(App and web page records)
☆ ☆ ☆ ☆

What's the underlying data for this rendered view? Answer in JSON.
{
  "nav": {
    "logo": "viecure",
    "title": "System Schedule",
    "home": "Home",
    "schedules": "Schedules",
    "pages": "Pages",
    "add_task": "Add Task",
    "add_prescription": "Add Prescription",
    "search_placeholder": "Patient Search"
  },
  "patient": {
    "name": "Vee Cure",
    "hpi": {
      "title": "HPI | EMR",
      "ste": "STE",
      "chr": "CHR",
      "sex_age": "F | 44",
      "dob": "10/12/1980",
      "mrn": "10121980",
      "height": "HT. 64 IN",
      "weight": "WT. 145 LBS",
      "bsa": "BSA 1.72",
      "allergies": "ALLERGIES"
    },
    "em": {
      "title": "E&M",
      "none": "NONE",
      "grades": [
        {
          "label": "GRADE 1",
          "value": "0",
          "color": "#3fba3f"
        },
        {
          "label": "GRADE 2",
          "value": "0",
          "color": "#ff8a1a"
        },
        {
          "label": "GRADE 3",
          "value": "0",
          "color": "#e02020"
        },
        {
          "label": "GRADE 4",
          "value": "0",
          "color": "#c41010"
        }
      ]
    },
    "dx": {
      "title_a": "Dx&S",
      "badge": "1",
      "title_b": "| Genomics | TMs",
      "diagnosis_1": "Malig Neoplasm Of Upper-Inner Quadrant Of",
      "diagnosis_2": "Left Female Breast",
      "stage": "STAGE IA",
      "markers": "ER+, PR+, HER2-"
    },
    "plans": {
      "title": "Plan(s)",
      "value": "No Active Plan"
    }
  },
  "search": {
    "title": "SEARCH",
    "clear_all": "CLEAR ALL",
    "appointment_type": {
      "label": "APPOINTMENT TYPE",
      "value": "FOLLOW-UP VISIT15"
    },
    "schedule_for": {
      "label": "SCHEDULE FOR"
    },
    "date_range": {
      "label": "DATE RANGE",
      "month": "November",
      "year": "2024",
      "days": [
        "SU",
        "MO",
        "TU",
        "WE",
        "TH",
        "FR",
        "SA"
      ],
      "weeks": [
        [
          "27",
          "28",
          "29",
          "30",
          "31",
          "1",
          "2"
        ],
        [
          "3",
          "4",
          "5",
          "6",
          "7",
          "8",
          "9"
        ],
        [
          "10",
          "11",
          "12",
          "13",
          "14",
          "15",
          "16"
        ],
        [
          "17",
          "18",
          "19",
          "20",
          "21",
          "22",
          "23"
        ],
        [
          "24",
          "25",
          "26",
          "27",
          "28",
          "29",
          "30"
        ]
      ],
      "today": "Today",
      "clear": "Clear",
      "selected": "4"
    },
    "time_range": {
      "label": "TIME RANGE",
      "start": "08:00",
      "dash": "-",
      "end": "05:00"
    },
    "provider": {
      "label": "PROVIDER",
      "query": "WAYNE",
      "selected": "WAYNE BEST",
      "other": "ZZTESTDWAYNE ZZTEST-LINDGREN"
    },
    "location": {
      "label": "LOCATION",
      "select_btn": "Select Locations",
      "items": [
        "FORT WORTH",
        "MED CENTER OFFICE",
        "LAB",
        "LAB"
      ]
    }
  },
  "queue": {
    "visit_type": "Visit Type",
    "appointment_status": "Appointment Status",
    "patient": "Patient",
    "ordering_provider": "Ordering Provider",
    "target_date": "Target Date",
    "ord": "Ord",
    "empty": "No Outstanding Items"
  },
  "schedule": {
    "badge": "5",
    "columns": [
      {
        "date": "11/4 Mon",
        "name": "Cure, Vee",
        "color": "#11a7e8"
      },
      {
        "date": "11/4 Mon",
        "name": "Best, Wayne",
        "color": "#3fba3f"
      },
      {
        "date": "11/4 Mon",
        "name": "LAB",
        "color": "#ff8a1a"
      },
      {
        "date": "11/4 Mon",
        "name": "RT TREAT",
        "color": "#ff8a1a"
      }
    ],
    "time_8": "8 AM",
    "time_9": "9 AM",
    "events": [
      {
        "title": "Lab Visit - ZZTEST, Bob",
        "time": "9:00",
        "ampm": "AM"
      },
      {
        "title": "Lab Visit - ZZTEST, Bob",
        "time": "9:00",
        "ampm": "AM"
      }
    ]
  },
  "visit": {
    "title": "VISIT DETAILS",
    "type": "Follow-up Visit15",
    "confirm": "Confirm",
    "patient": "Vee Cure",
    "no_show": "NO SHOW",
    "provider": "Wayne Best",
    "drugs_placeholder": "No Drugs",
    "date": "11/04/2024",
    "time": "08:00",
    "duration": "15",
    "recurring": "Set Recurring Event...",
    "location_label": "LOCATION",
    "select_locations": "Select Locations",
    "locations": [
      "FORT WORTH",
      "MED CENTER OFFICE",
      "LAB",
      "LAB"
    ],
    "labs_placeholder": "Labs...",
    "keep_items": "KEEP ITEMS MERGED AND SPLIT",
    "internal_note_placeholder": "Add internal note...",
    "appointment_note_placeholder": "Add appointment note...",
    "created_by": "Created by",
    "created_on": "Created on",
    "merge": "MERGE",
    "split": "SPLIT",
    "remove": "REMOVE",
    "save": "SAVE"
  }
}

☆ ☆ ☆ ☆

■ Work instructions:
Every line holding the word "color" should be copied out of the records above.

■ Result of this exercise:
          "color": "#3fba3f"
          "color": "#ff8a1a"
          "color": "#e02020"
          "color": "#c41010"
        "color": "#11a7e8"
        "color": "#3fba3f"
        "color": "#ff8a1a"
        "color": "#ff8a1a"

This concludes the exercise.